I have many success stories. In my class, I don't see a single student who is going to fail. A few students have gotten in touch with me and told me "thanks, I’m a citizen now." They’re so happy. For some reason, people preparing to take the citizenship test feel they’re not gonna make it. There are 100 questions on the test. Some of them, especially the older ones, they feel nervous. They think they’re gonna fail but then I'll get an email from them saying "thanks to your help I have succeeded."

As someone who's been through the process yourself, what advice do you give them?
I tell them to just try to get everything right on their applications. That's what is going to hold you back, not the citizenship test. You have to make sure you follow all instructions exactly, put in every document they ask for. If you're missing something, that's what will stop you -- not the test. 

I also tell them to be careful choosing an immigration lawyer. When I was going to become a citizen myself, I hired a lawyer to do my application because at that time I was very busy. You had to arrive at the immigration office at 5 a.m. They would give you a ticket and you would wait all day. It was a whole day wasted. To begin the process you needed to do it all yourself and that's why you hired a lawyer because the lawyer would do that, do the paperwork. But my lawyer at that time he didn't do anything for me. I ended up going myself and asking, "what about my paperwork?" He didn't even turn in anything! He was waiting for more money or he just forgot about it. After that I tried to go to his office and he never returned my phone calls. I never saw him again. Be careful with who you pick. Unfortunately a lot of people will try to take advantage.

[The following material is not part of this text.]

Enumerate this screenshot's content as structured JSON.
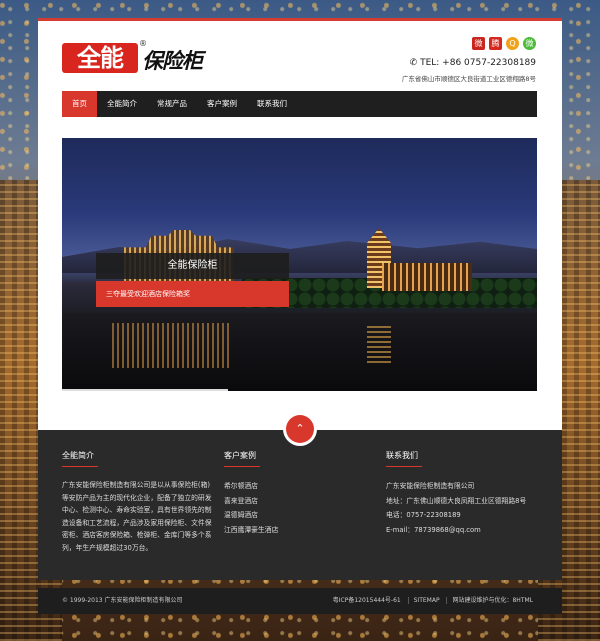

So what do you do when you're not teaching ESL or citizenship? Do you have any hobbies?
Well, I'm retired, you know. When I'm not working around the house, I like reading, music and watching sports. I jog when we have good weather or go to the gym when I can. I have four children, two boys and two girls. Three have already graduated from college and are working. I also have a 17-year-old daughter still a high school junior and two grandchildren. They keep me busy!

My parents lived in the States for a long time but they went back to Bolivia. My father developed lung cancer and passed here. Once he passed, my mother went back to Bolivia. She was the eldest and she had sisters. She wanted to be with her sisters. She wanted to be home.

What would you say to someone just starting out learning English in this country?
I always tell them do what you can. A lot of these students also work and have children. They're busy. Some of them get stuck using the online learning applications. They get confused with the navigation and get stuck. I try to help them with their technological weaknesses. Above all, don't give up!

Do you want to learn more about becoming a volunteer ESL teacher with HCPL? No teaching experience or second language skills are necessary! Fill out the Literacy/ESL Tutor Registration Form to get started or contact our Literacy Specialist at 713-274-6600.

Interesting in improving your English or becoming a U.S. citizen? The Harris County Public library offers ESL classes and U.S. citizenship classes at many branches! Reach out to your nearest HCPL branch library to find out more.

This blog was written by Bronwyn S. and first appeared March 2022.